In space, no one can hear you scream. But they can listen to music at the request of certain bands.
When British astronaut Tim Peake was blasted off into space, Muse tweeted him asking what their 2006 clap-along ‘Starlight‘ sounded like in orbit. Despite probably having better things to do with his time, Tim obliged and let the band know that it, “Sounded great on Earth, but even better in orbit!”
We can’t help but feel the lyrical content “Far away/This ship has taken me far away/Far away from the memories/Of the people who care if I live or die,” might be a little crass considering Tim has to spend the next five months floating 250 miles above the surface of the Earth but hey, what do we know. We’re not astronauts.
.@muse Sounded great on Earth, but even better in orbit!
— Tim Peake (@astro_timpeake) January 3, 2016
This isn’t the first time Muse have threatened to go stratospheric. Back in 2011 Matt Bellamy divulged to The Sun (sorry) “We’ve had some discussions about playing in space. Sometimes very coherent conversations and sometimes very late at night, but it’s for real.”
“I’m thinking of approaching Richard Branson to see if we could do it on his [Virgin Galactic] spacecraft he’s got happening. Although we do have a lot of equipment, so I guess we’d have to use pods to carry our stuff and we’d scale back the shows a lot.
“I do think it will be possible in the future and I’m sure it will happen in my lifetime. We’d love to be part of that.”

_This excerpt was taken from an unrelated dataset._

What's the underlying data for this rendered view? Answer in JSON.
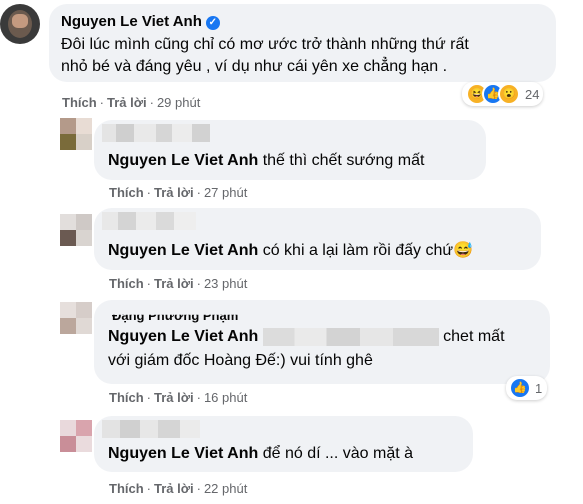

Bassist Chris Wolstenholme, usually the voice of reason, shared a similar desire to take the band skywards in 2012. “Hopefully we’ll be the first band to play in space. It’s been talked about quite a bit and I’m intrigued to find out if gravity allows you to play. It would probably be some stripped back, acoustic thing but I really think it will happen.”
If you want to see Muse a little closer to home, they tour the UK in April.